● **TASK OBJECTIVE**
Could you copy every line of the data that contains "title"?

● **DATA FOR ANALYSIS**
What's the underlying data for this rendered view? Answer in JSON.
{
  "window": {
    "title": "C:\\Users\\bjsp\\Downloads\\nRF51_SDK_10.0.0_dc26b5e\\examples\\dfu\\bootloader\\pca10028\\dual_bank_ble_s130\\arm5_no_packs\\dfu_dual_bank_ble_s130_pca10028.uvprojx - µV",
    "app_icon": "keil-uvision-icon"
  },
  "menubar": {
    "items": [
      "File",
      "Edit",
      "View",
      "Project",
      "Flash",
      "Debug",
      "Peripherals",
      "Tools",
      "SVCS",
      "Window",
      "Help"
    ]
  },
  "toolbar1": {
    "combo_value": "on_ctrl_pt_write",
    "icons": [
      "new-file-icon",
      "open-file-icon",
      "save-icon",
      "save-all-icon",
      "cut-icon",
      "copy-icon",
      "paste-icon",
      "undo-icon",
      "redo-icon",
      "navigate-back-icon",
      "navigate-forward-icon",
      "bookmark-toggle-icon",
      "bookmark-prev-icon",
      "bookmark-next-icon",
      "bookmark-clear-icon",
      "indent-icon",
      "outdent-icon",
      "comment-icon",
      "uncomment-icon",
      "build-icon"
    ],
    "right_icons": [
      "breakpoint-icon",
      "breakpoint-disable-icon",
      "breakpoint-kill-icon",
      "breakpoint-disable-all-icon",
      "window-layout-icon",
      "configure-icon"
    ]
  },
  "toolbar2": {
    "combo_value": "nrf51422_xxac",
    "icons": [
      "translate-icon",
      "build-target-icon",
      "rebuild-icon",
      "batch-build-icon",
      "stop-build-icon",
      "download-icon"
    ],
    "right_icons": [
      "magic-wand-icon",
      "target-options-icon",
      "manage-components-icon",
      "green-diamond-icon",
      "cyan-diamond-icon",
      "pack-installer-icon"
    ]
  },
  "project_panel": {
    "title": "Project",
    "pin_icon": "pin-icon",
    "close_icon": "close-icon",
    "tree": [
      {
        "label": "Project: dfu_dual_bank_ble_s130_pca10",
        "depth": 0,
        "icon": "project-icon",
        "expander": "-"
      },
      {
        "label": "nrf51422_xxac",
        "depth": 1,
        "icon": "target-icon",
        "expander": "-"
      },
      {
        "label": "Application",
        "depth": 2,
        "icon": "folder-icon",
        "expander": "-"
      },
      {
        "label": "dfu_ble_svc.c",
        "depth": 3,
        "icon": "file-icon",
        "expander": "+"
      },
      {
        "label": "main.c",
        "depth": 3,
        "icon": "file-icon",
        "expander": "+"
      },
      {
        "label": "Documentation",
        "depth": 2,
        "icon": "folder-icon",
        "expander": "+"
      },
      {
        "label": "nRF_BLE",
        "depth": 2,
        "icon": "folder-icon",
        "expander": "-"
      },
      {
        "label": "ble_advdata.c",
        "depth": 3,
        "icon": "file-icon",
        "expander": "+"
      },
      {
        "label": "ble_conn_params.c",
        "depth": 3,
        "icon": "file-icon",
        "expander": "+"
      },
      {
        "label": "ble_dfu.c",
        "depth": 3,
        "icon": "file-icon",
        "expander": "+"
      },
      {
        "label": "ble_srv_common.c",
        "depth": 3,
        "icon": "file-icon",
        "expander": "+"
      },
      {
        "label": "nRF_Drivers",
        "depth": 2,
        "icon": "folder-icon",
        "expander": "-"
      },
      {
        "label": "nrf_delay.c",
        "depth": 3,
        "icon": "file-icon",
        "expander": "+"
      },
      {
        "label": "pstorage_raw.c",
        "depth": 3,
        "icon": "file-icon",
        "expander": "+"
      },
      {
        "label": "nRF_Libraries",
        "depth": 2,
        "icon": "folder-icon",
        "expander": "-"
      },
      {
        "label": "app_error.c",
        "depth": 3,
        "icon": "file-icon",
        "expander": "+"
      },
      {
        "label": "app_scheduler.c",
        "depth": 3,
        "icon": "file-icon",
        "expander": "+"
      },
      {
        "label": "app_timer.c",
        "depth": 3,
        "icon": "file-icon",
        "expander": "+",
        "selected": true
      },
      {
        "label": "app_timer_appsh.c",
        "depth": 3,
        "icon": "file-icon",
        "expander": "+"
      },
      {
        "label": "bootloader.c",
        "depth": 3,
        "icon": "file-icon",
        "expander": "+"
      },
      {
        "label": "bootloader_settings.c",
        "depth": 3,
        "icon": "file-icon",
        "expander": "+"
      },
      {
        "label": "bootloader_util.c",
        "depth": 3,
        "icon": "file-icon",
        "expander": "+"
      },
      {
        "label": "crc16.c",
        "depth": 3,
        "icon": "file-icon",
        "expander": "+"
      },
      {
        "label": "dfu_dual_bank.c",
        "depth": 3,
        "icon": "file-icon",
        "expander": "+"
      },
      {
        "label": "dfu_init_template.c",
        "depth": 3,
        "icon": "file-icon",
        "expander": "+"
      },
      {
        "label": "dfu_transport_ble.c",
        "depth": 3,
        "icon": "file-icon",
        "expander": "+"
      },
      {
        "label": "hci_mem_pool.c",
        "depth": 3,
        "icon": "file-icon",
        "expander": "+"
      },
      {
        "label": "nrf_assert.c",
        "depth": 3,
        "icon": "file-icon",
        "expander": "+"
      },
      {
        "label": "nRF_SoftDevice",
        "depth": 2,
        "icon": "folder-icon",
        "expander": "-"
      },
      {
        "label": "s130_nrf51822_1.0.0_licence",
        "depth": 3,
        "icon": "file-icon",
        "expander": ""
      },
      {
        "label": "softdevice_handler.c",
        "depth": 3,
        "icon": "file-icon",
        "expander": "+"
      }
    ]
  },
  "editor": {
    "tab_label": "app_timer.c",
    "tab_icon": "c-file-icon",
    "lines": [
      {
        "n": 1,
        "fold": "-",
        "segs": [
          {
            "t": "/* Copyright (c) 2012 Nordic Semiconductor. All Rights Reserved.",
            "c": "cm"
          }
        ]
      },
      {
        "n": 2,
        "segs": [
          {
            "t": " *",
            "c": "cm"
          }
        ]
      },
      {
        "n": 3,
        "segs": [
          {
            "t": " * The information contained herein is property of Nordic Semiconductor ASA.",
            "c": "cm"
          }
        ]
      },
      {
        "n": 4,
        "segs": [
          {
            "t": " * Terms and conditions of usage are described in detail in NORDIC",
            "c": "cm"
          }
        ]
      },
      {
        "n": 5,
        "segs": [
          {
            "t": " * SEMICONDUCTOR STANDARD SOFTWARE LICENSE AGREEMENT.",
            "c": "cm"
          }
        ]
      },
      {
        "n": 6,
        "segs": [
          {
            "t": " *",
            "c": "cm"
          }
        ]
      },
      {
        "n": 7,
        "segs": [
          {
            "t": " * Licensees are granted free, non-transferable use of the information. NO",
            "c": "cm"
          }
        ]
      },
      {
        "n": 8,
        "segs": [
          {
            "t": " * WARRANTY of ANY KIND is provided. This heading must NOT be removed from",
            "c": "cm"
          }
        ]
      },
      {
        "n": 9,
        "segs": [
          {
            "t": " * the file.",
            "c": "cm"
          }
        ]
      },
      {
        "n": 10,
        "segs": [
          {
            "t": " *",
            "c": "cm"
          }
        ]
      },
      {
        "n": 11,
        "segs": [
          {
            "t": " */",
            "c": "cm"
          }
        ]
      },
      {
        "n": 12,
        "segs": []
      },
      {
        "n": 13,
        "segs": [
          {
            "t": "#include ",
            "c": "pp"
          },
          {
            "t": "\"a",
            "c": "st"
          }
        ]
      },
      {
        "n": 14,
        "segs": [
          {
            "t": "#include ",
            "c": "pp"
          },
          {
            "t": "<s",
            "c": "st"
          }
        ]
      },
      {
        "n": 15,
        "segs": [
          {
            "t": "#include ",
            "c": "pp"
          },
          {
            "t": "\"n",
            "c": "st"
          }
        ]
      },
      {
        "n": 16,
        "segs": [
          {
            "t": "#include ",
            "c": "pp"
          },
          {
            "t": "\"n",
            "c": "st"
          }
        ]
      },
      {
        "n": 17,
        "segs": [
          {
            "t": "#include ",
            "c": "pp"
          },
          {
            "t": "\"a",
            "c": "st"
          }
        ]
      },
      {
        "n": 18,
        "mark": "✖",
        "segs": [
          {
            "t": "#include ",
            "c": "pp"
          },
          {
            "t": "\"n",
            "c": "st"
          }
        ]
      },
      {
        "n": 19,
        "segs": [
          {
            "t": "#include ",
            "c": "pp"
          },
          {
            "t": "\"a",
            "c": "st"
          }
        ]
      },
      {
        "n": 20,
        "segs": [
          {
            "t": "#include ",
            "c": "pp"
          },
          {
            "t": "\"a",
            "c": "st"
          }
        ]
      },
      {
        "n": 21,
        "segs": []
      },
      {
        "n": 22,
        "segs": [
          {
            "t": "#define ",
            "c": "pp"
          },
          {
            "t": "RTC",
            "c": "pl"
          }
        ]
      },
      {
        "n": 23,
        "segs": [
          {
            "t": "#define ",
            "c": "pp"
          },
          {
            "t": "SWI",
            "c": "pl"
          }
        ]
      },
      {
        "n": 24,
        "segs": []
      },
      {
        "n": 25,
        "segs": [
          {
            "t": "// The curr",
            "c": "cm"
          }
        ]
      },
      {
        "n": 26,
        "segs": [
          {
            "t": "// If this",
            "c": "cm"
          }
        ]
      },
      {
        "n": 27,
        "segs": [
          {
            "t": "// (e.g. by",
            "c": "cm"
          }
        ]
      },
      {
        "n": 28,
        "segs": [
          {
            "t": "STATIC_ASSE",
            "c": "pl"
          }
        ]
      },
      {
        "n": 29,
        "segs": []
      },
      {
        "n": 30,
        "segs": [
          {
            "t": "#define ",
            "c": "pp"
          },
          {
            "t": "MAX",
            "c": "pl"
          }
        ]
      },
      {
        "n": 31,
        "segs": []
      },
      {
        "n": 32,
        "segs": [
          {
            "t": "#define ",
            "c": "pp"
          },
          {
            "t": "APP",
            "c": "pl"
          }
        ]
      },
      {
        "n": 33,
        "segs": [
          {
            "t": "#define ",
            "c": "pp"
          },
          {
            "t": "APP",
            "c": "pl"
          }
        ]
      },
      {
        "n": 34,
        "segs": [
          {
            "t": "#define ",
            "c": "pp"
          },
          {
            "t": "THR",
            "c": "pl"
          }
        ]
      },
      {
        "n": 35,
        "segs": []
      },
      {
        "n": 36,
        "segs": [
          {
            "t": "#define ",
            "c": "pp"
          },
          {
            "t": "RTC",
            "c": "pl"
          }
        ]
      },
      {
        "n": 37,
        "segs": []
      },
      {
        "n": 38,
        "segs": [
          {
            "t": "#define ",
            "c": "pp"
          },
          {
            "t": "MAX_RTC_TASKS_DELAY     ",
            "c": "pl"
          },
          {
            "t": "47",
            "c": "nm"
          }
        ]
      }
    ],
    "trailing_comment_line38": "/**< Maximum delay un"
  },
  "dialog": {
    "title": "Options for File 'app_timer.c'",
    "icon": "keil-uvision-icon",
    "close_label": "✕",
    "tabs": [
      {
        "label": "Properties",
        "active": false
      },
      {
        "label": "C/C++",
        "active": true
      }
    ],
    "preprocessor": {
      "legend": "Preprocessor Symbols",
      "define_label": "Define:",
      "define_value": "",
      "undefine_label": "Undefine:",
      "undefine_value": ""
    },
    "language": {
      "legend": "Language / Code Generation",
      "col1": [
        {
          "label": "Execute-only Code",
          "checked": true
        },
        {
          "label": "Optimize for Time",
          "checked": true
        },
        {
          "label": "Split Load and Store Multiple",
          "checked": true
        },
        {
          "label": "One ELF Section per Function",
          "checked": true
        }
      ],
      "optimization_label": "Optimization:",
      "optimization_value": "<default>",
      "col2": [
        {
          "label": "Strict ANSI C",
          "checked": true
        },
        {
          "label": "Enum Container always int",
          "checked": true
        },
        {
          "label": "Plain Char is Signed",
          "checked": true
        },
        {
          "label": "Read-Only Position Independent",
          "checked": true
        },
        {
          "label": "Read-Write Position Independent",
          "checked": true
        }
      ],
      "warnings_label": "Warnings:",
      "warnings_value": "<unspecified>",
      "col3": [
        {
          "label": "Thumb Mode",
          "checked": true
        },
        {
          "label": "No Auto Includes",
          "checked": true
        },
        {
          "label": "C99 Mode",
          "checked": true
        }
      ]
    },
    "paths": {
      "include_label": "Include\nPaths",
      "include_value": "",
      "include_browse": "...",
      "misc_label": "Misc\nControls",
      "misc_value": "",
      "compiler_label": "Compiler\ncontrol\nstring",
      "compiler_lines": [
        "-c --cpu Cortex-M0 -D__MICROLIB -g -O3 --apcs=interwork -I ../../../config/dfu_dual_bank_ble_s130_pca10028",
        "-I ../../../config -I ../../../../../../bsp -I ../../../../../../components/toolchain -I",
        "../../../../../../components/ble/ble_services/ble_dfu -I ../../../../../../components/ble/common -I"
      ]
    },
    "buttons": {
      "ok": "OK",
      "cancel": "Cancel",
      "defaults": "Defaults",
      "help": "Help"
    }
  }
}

● **FINISHED TASK**
    "title": "C:\\Users\\bjsp\\Downloads\\nRF51_SDK_10.0.0_dc26b5e\\examples\\dfu\\bootloader\\pca10028\\dual_bank_ble_s130\\arm5_no_packs\\dfu_dual_bank_ble_s130_pca10028.uvprojx - µV",
    "title": "Project",
    "title": "Options for File 'app_timer.c'",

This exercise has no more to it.